My son’s an avid jogger. For him, circling the track in a nearby park enough times to reach his 4-5-mile daily goal is no big deal. Shucks, his jogging regimen was enough motivation for me tojoin him on that track; not as a jogger but, okay, as a 2 mile “fast walker.” Thus, I’d not given more than a passing thought on the inherent dangers of “jogging while Black” until the Ahmaud Arbery story went viral.
“That could have been my son,” was the disconcerting thought – and rage – that unsettled my mind as I watched that sickening video and heard those gunshots that snuffed out that young man’s life.
So in search for the proverbial “shoulder to cry on,” I called my friend Troy in Texas, an unabashed free thinker, writer and doting father of two; a daughter who is an outstanding track performer and an adolescent son who is gradually coming into his own as a budding athlete.
“The killing of the jogger in Georgia had quite an emotional impact on my daughter,” Troy began. “You see, my son was jogging behind her the other day when he fell way behind. It took a while for her to locate him and when she finally got home, she broke down in tears when she thought about her brother being gunned down while jogging like that young man in Georgia.”
Now before I could call others to commiserate with, a national publication came out with a riveting piece, “Running while Black.” It begins, “For many black runners, the killing and its aftermath have shed light on simmering fears of being attacked or racially profiled while running, an anxiety largely undiscussed in the wider running community, but one that is now causing runners of color to think even harder about the decisions they have to make when they go out for a jog.”
“A runner who lives in Atlanta said he feels safe on running trails and paths of his city, but if he runs through more residential and predominantly white neighborhoods, he makes sure to wear brightly colored clothing and sneakers so people can easily identify him as a runner. He intentionally makes additional noise if he sees someone approaching, yelling “hello” or “excuse me” long before it would be necessary, or laughing loudly if he is running with someone else to signal that he is a friendly presence.”
“The killing brought to life what another runner said she faces during a split second of pause — “Is it worth it?” — when she steps outside to go running. The Olympic gold medalist said the activity that has brought her immense joy and professional success is paired with fear. She expressed a similar subconscious protocol, one that’s long been routine. She flashes a smile to passers-by; asks how they are doing and says something about the weather. “I go out of my way to make sure they know I come in peace,” she said.

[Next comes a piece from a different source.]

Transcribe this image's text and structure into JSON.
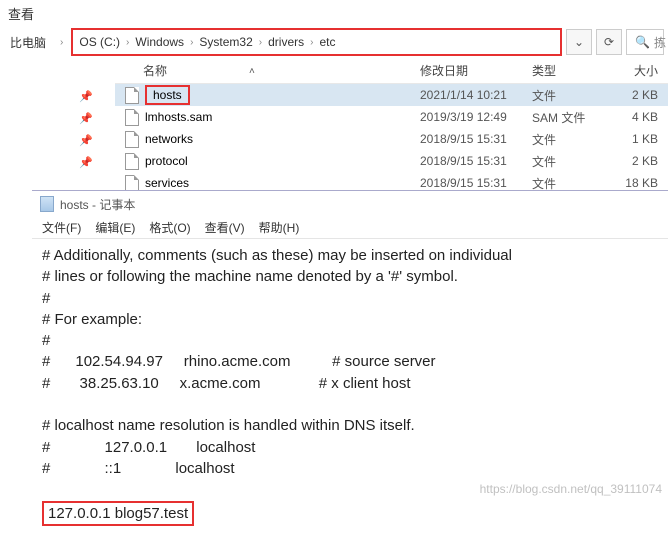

Further complicating matters is the strong recommendation to don masks.
“What if I catch somebody off guard?” said a Washington D.C. runner where residents have been asked to wear masks when in public. “What are they going to think? It’s not uncommon for black and brown bodies to be looked at as dangerous, and now you see a figure coming at you quickly and they are wearing a face mask.”
Now my burning question to America is this: We African Americans represent 33% of the total US population, yet 60% of COVID-19 related deaths. We’re still the last hired, first fired and vastly overrepresented in the prison system. We still at the bottom of the totem pole in housing, medical care and education.
And before the ink is dried on this piece, more Black lives will likely be snuffed out because they just happen to be in the “wrong place at the wrong time!”
As you finish reading this narrative, understand that we’re weary and running out of answers. So please tell us what are we to do Georgia… what are we to do America?
“Alabama’s gotten me so upset.
Tennessee made me lose my rest.
And everybody knows about Mississippi Goddam.
Alabama’s gotten me so upset.
Tennessee made me lose my rest.
And everybody knows about Mississippi Goddam.”
-“Mississippi Goddam,” Nina Simon
© Terry Howard is an award-winning writer and storyteller. He is also a contributing writer with the Chattanooga News Chronicle, The American Diversity Report, The Douglas County Sentinel The Atlanta Business Journal, The Echo World, co-founder of the “26 Tiny Paint Brushes” writers’ guild, and recipient of the 2019 Dr. Martin Luther King Leadership Award. He can be reached at firstname.lastname@example.org